- [TASK TO CARRY OUT]:
From the entries below, return every line that includes the word "Previous".

- [RECORDS SHOWN]:
#####

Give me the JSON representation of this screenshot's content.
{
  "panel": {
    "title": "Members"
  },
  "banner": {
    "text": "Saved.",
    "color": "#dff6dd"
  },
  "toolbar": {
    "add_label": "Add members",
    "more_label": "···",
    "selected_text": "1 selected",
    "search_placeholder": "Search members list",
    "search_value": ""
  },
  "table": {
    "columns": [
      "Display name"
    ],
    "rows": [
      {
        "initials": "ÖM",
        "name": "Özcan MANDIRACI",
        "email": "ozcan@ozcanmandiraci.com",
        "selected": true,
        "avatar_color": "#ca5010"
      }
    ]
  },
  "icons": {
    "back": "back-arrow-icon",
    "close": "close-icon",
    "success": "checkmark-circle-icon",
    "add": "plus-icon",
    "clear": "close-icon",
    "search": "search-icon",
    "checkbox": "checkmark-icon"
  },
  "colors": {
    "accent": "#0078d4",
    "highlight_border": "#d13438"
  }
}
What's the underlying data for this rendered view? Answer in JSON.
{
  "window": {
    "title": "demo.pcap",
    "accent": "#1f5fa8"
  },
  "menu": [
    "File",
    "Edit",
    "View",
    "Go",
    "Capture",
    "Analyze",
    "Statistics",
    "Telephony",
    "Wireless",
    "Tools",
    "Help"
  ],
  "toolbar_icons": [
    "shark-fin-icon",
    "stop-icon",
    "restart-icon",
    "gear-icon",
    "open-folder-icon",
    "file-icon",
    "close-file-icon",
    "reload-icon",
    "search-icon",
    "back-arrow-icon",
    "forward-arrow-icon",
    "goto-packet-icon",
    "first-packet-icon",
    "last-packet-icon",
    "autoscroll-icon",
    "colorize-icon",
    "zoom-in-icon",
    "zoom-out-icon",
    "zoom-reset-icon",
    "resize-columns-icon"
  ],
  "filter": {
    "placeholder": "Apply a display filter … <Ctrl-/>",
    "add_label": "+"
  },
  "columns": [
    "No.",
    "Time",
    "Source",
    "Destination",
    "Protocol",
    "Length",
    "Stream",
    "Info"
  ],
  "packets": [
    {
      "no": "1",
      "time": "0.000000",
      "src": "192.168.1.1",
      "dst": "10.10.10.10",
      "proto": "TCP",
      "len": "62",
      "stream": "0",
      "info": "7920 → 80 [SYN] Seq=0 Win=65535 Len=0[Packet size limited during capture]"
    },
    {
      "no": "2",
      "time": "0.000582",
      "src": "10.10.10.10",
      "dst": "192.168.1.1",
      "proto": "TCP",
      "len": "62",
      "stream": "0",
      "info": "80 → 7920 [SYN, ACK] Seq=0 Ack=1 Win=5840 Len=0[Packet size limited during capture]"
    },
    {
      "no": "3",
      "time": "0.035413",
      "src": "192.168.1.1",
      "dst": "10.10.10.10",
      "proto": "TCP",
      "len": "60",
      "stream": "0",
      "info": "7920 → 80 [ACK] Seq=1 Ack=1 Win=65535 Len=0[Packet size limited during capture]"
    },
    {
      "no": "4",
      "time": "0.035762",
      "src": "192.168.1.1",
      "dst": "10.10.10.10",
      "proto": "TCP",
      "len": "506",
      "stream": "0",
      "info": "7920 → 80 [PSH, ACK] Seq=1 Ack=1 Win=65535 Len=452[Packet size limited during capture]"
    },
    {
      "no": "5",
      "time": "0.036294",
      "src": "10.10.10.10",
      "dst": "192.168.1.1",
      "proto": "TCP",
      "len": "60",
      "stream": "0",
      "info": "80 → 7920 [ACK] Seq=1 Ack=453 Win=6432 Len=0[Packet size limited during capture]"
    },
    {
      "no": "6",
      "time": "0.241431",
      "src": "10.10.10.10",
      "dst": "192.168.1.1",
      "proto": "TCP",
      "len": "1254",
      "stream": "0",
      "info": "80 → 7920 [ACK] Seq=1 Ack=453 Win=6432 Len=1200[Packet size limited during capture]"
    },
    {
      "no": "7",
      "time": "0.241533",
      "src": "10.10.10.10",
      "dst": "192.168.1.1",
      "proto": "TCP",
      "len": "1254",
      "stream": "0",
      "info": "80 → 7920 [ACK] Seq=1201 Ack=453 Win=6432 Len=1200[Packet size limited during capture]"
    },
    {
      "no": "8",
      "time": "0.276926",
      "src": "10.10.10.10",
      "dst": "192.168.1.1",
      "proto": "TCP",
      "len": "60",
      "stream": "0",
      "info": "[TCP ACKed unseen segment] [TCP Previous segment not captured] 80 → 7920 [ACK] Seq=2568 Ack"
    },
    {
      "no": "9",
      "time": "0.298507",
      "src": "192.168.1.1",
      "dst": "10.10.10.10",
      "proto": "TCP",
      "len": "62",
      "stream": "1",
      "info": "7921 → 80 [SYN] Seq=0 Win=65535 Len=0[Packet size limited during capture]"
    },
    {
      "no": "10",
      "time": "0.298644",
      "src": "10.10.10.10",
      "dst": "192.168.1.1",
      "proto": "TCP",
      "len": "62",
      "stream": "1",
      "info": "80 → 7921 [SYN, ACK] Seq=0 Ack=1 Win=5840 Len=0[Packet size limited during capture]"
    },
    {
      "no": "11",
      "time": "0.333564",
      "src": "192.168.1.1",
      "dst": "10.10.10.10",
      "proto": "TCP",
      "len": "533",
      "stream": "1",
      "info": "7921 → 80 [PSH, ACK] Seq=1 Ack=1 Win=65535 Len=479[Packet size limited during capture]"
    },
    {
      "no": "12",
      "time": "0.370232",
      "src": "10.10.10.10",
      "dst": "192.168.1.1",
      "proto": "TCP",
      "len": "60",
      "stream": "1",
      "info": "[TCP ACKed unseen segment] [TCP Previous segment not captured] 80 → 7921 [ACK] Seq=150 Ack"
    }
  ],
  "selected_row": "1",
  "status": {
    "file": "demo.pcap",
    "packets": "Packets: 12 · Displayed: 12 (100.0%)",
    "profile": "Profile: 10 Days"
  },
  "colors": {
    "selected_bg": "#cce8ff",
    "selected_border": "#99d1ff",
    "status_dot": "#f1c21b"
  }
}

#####

- [RESULT]:
      "info": "[TCP ACKed unseen segment] [TCP Previous segment not captured] 80 → 7920 [ACK] Seq=2568 Ack"
      "info": "[TCP ACKed unseen segment] [TCP Previous segment not captured] 80 → 7921 [ACK] Seq=150 Ack"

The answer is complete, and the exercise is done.